Determine how many lines in the entries below contain "folder", and output that number alone.

• **Data for review**:
·····

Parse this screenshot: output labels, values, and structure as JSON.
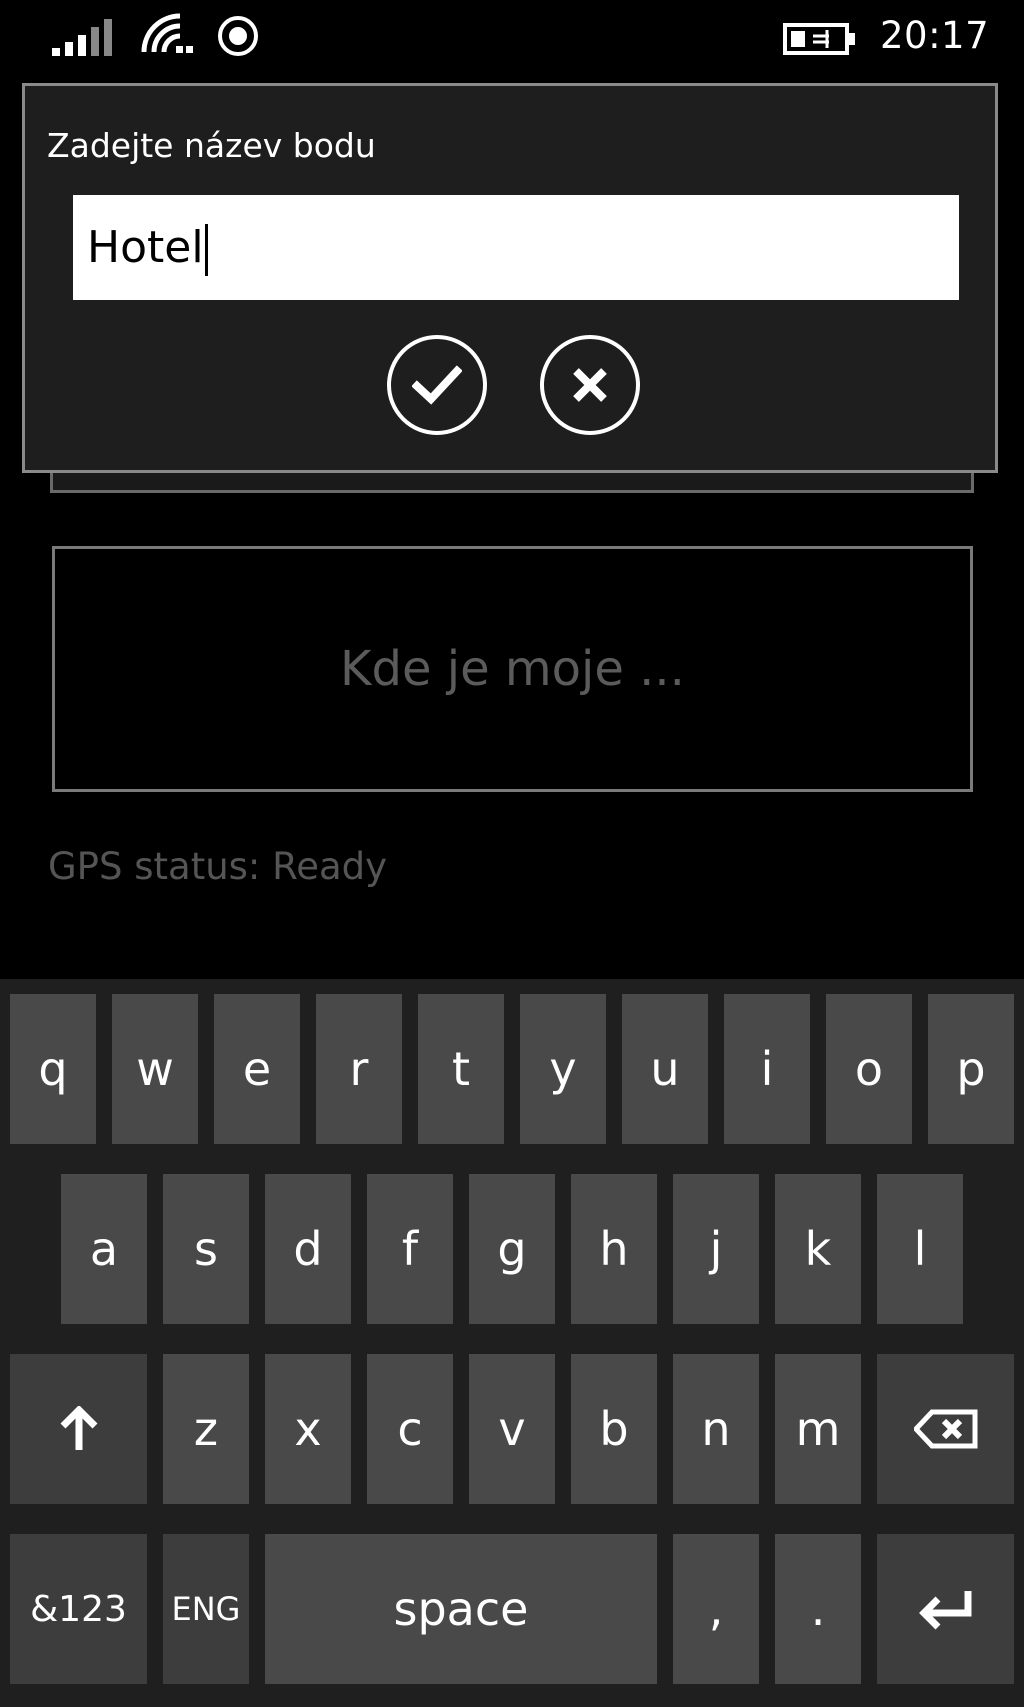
{
  "status_bar": {
    "clock": "20:17",
    "icons": [
      "signal-icon",
      "wifi-icon",
      "location-icon",
      "battery-charging-icon"
    ]
  },
  "dialog": {
    "title": "Zadejte název bodu",
    "input_value": "Hotel",
    "confirm_icon": "check-icon",
    "cancel_icon": "close-icon"
  },
  "main": {
    "where_button_label": "Kde je moje ...",
    "gps_status": "GPS status: Ready"
  },
  "keyboard": {
    "row1": [
      "q",
      "w",
      "e",
      "r",
      "t",
      "y",
      "u",
      "i",
      "o",
      "p"
    ],
    "row2": [
      "a",
      "s",
      "d",
      "f",
      "g",
      "h",
      "j",
      "k",
      "l"
    ],
    "row3": [
      "z",
      "x",
      "c",
      "v",
      "b",
      "n",
      "m"
    ],
    "symbols_key": "&123",
    "language_key": "ENG",
    "space_key": "space",
    "comma_key": ",",
    "period_key": ".",
    "shift_icon": "shift-arrow-icon",
    "backspace_icon": "backspace-icon",
    "enter_icon": "enter-icon"
  },
  "colors": {
    "background": "#000000",
    "dialog_background": "#1e1e1e",
    "key_background": "#494949",
    "muted_text": "#5b5b5b"
  }
}
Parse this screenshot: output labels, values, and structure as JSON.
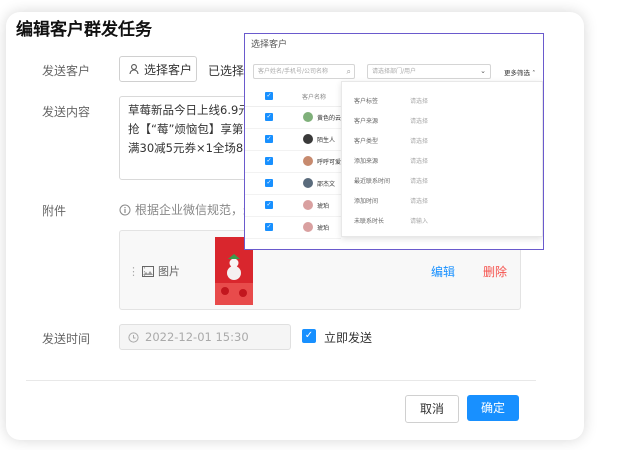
{
  "dialog": {
    "title": "编辑客户群发任务",
    "labels": {
      "send_customer": "发送客户",
      "send_content": "发送内容",
      "attachment": "附件",
      "send_time": "发送时间"
    },
    "select_customer_button": "选择客户",
    "selected_text": "已选择",
    "content_lines": [
      "草莓新品今日上线6.9元",
      "抢【“莓”烦恼包】享第",
      "满30减5元券×1全场85"
    ],
    "attachment_tip": "根据企业微信规范，最",
    "attachment_item": {
      "type_label": "图片",
      "edit": "编辑",
      "delete": "删除"
    },
    "send_time_value": "2022-12-01 15:30",
    "send_now_checked": true,
    "send_now_label": "立即发送",
    "cancel": "取消",
    "confirm": "确定",
    "accent_color": "#1890ff",
    "danger_color": "#f5514c"
  },
  "picker": {
    "title": "选择客户",
    "search_placeholder": "客户姓名/手机号/公司名称",
    "dept_placeholder": "请选择部门/用户",
    "more_filter": "更多筛选",
    "column_name": "客户名称",
    "customers": [
      {
        "name": "黄色的云",
        "avatar_color": "#7fb07a"
      },
      {
        "name": "陌生人",
        "avatar_color": "#3a3a3a"
      },
      {
        "name": "呼呼可爱",
        "avatar_color": "#c78a6e"
      },
      {
        "name": "邵杰文",
        "avatar_color": "#5a6b7c"
      },
      {
        "name": "琥珀",
        "avatar_color": "#d9a0a0"
      },
      {
        "name": "琥珀",
        "avatar_color": "#d9a0a0"
      }
    ],
    "filters": [
      {
        "label": "客户标签",
        "value": "请选择"
      },
      {
        "label": "客户来源",
        "value": "请选择"
      },
      {
        "label": "客户类型",
        "value": "请选择"
      },
      {
        "label": "添加来源",
        "value": "请选择"
      },
      {
        "label": "最近联系时间",
        "value": "请选择"
      },
      {
        "label": "添加时间",
        "value": "请选择"
      },
      {
        "label": "未联系时长",
        "value": "请输入"
      }
    ]
  }
}
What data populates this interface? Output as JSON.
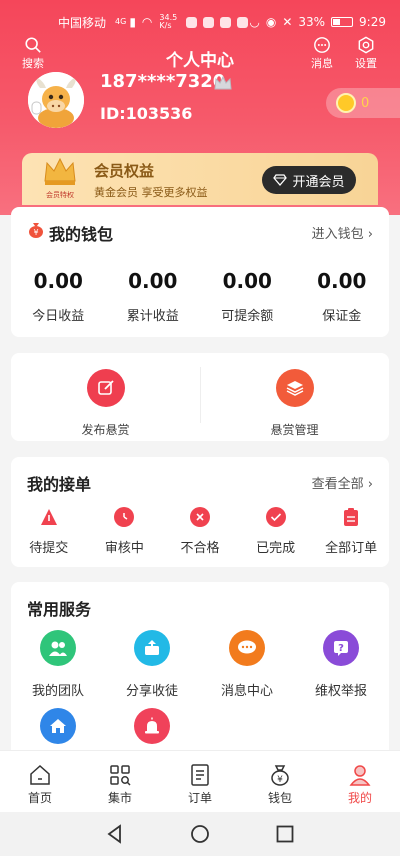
{
  "status_bar": {
    "carrier": "中国移动",
    "net_type": "4G",
    "speed_value": "34.5",
    "speed_unit": "K/s",
    "battery": "33%",
    "time": "9:29"
  },
  "topnav": {
    "search_label": "搜索",
    "title": "个人中心",
    "message_label": "消息",
    "settings_label": "设置"
  },
  "profile": {
    "phone": "187****7320",
    "user_id": "ID:103536",
    "coins": "0"
  },
  "membership": {
    "badge_text": "会员特权",
    "title": "会员权益",
    "subtitle": "黄金会员 享受更多权益",
    "button": "开通会员"
  },
  "wallet": {
    "title": "我的钱包",
    "link": "进入钱包",
    "stats": [
      {
        "value": "0.00",
        "label": "今日收益"
      },
      {
        "value": "0.00",
        "label": "累计收益"
      },
      {
        "value": "0.00",
        "label": "可提余额"
      },
      {
        "value": "0.00",
        "label": "保证金"
      }
    ]
  },
  "bounty": {
    "items": [
      {
        "label": "发布悬赏"
      },
      {
        "label": "悬赏管理"
      }
    ]
  },
  "orders": {
    "title": "我的接单",
    "link": "查看全部",
    "items": [
      {
        "label": "待提交"
      },
      {
        "label": "审核中"
      },
      {
        "label": "不合格"
      },
      {
        "label": "已完成"
      },
      {
        "label": "全部订单"
      }
    ]
  },
  "services": {
    "title": "常用服务",
    "items": [
      {
        "label": "我的团队"
      },
      {
        "label": "分享收徒"
      },
      {
        "label": "消息中心"
      },
      {
        "label": "维权举报"
      },
      {
        "label": ""
      },
      {
        "label": ""
      }
    ]
  },
  "tabbar": {
    "items": [
      {
        "label": "首页"
      },
      {
        "label": "集市"
      },
      {
        "label": "订单"
      },
      {
        "label": "钱包",
        "icon_text": "¥"
      },
      {
        "label": "我的"
      }
    ]
  },
  "colors": {
    "brand_red": "#f5465a",
    "active_tab": "#f04848",
    "gold": "#f8d496"
  }
}
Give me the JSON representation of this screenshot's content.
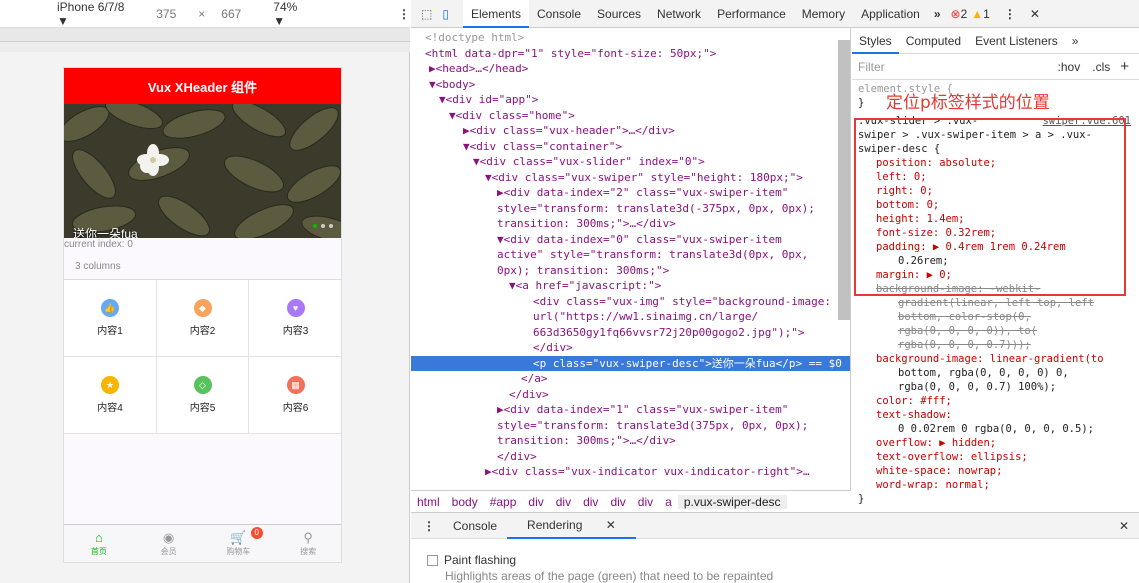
{
  "device_toolbar": {
    "device": "iPhone 6/7/8",
    "width": "375",
    "times": "×",
    "height": "667",
    "zoom": "74%",
    "more": "⋮"
  },
  "phone": {
    "header_title": "Vux XHeader 组件",
    "swiper_desc": "送你一朵fua",
    "current_index": "current index: 0",
    "columns_title": "3 columns",
    "grid": [
      {
        "label": "内容1",
        "icon": "thumb-up-icon",
        "color": "#65a8f4"
      },
      {
        "label": "内容2",
        "icon": "shape-icon",
        "color": "#f7a35c"
      },
      {
        "label": "内容3",
        "icon": "heart-icon",
        "color": "#a979f5"
      },
      {
        "label": "内容4",
        "icon": "star-icon",
        "color": "#f7b500"
      },
      {
        "label": "内容5",
        "icon": "diamond-icon",
        "color": "#58c25c"
      },
      {
        "label": "内容6",
        "icon": "grid-icon",
        "color": "#f0725c"
      }
    ],
    "tabbar": [
      {
        "label": "首页",
        "icon": "home-icon"
      },
      {
        "label": "会员",
        "icon": "user-icon"
      },
      {
        "label": "购物车",
        "icon": "cart-icon",
        "badge": "0"
      },
      {
        "label": "搜索",
        "icon": "search-icon"
      }
    ]
  },
  "devtools": {
    "tabs": [
      "Elements",
      "Console",
      "Sources",
      "Network",
      "Performance",
      "Memory",
      "Application"
    ],
    "more": "»",
    "errors": "2",
    "warnings": "1",
    "elements_lines": [
      "<!doctype html>",
      "<html data-dpr=\"1\" style=\"font-size: 50px;\">",
      "▶<head>…</head>",
      "▼<body>",
      "▼<div id=\"app\">",
      "▼<div class=\"home\">",
      "▶<div class=\"vux-header\">…</div>",
      "▼<div class=\"container\">",
      "▼<div class=\"vux-slider\" index=\"0\">",
      "▼<div class=\"vux-swiper\" style=\"height: 180px;\">",
      "▶<div data-index=\"2\" class=\"vux-swiper-item\"",
      "style=\"transform: translate3d(-375px, 0px, 0px);",
      "transition: 300ms;\">…</div>",
      "▼<div data-index=\"0\" class=\"vux-swiper-item",
      "active\" style=\"transform: translate3d(0px, 0px,",
      "0px); transition: 300ms;\">",
      "▼<a href=\"javascript:\">",
      "<div class=\"vux-img\" style=\"background-image:",
      "url(\"https://ww1.sinaimg.cn/large/",
      "663d3650gy1fq66vvsr72j20p00gogo2.jpg\");\">",
      "</div>",
      "<p class=\"vux-swiper-desc\">送你一朵fua</p> == $0",
      "</a>",
      "</div>",
      "▶<div data-index=\"1\" class=\"vux-swiper-item\"",
      "style=\"transform: translate3d(375px, 0px, 0px);",
      "transition: 300ms;\">…</div>",
      "</div>",
      "▶<div class=\"vux-indicator vux-indicator-right\">…"
    ],
    "breadcrumbs": [
      "html",
      "body",
      "#app",
      "div",
      "div",
      "div",
      "div",
      "div",
      "a",
      "p.vux-swiper-desc"
    ],
    "styles_tabs": [
      "Styles",
      "Computed",
      "Event Listeners",
      "»"
    ],
    "filter_placeholder": "Filter",
    "hov": ":hov",
    "cls": ".cls",
    "plus": "+",
    "annotation": "定位p标签样式的位置",
    "style_lines": [
      "element.style {",
      "}",
      ".vux-slider > .vux-",
      "swiper > .vux-swiper-item > a > .vux-",
      "swiper-desc {",
      "position: absolute;",
      "left: 0;",
      "right: 0;",
      "bottom: 0;",
      "height: 1.4em;",
      "font-size: 0.32rem;",
      "padding: ▶ 0.4rem 1rem 0.24rem",
      "0.26rem;",
      "margin: ▶ 0;",
      "background-image: -webkit-",
      "gradient(linear, left top, left",
      "bottom, color-stop(0,",
      "rgba(0, 0, 0, 0)), to(",
      "rgba(0, 0, 0, 0.7)));",
      "background-image: linear-gradient(to",
      "bottom, rgba(0, 0, 0, 0) 0,",
      "rgba(0, 0, 0, 0.7) 100%);",
      "color: #fff;",
      "text-shadow:",
      "0 0.02rem 0 rgba(0, 0, 0, 0.5);",
      "overflow: ▶ hidden;",
      "text-overflow: ellipsis;",
      "white-space: nowrap;",
      "word-wrap: normal;",
      "}"
    ],
    "source_link": "swiper.vue:601",
    "drawer_tabs": [
      "Console",
      "Rendering"
    ],
    "paint_flashing": "Paint flashing",
    "paint_flashing_desc": "Highlights areas of the page (green) that need to be repainted"
  }
}
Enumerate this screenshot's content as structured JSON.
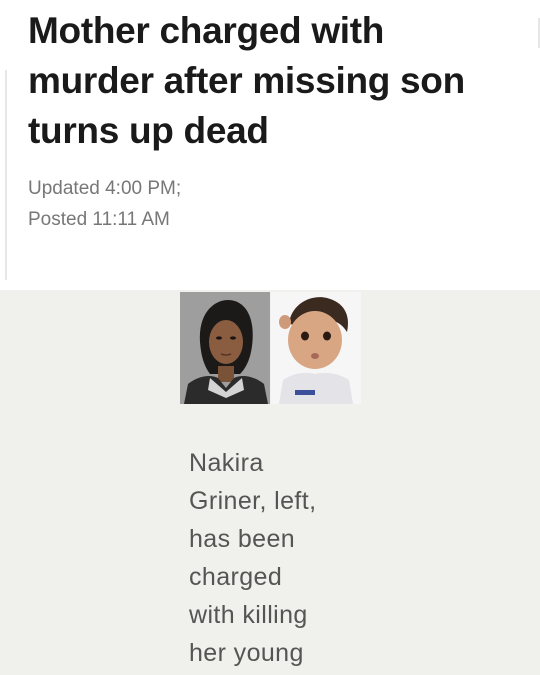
{
  "article": {
    "headline_lines": [
      "Mother charged with",
      "murder after missing son",
      "turns up dead"
    ],
    "updated": "Updated 4:00 PM;",
    "posted": "Posted 11:11 AM"
  },
  "media": {
    "photo_left": "mugshot-photo",
    "photo_right": "child-photo",
    "caption_lines": [
      "Nakira",
      "Griner, left,",
      "has been",
      "charged",
      "with killing",
      "her young"
    ]
  },
  "colors": {
    "headline": "#1a1a1a",
    "meta": "#777777",
    "caption": "#555555",
    "media_bg": "#f0f0ec"
  }
}
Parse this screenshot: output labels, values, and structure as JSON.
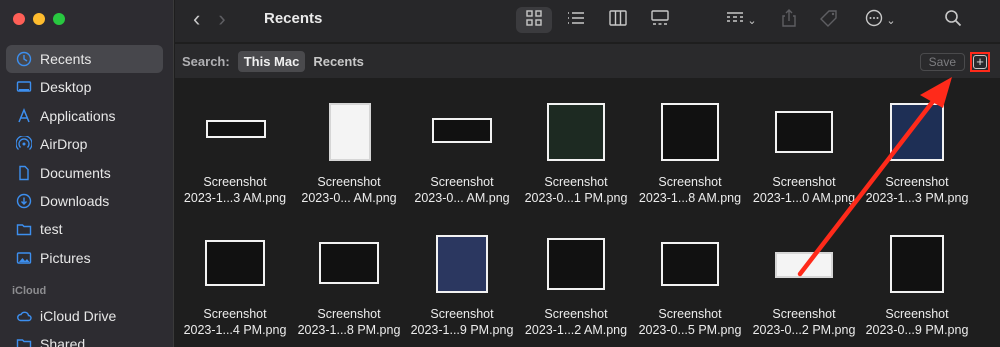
{
  "sidebar": {
    "favorites": [
      {
        "label": "Recents",
        "icon": "clock-icon",
        "active": true
      },
      {
        "label": "Desktop",
        "icon": "desktop-icon"
      },
      {
        "label": "Applications",
        "icon": "applications-icon"
      },
      {
        "label": "AirDrop",
        "icon": "airdrop-icon"
      },
      {
        "label": "Documents",
        "icon": "document-icon"
      },
      {
        "label": "Downloads",
        "icon": "download-icon"
      },
      {
        "label": "test",
        "icon": "folder-icon"
      },
      {
        "label": "Pictures",
        "icon": "pictures-icon"
      }
    ],
    "icloud_header": "iCloud",
    "icloud": [
      {
        "label": "iCloud Drive",
        "icon": "cloud-icon"
      },
      {
        "label": "Shared",
        "icon": "shared-folder-icon"
      }
    ]
  },
  "toolbar": {
    "title": "Recents",
    "back": "‹",
    "forward": "›"
  },
  "search": {
    "label": "Search:",
    "scope_this_mac": "This Mac",
    "scope_recents": "Recents",
    "save_label": "Save",
    "add_label": "+"
  },
  "files": [
    {
      "line1": "Screenshot",
      "line2": "2023-1...3 AM.png"
    },
    {
      "line1": "Screenshot",
      "line2": "2023-0... AM.png"
    },
    {
      "line1": "Screenshot",
      "line2": "2023-0... AM.png"
    },
    {
      "line1": "Screenshot",
      "line2": "2023-0...1 PM.png"
    },
    {
      "line1": "Screenshot",
      "line2": "2023-1...8 AM.png"
    },
    {
      "line1": "Screenshot",
      "line2": "2023-1...0 AM.png"
    },
    {
      "line1": "Screenshot",
      "line2": "2023-1...3 PM.png"
    },
    {
      "line1": "Screenshot",
      "line2": "2023-1...4 PM.png"
    },
    {
      "line1": "Screenshot",
      "line2": "2023-1...8 PM.png"
    },
    {
      "line1": "Screenshot",
      "line2": "2023-1...9 PM.png"
    },
    {
      "line1": "Screenshot",
      "line2": "2023-1...2 AM.png"
    },
    {
      "line1": "Screenshot",
      "line2": "2023-0...5 PM.png"
    },
    {
      "line1": "Screenshot",
      "line2": "2023-0...2 PM.png"
    },
    {
      "line1": "Screenshot",
      "line2": "2023-0...9 PM.png"
    }
  ],
  "colors": {
    "accent": "#3d8fef",
    "annotation": "#ff2a1a"
  }
}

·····

• **Solution to the problem**:
2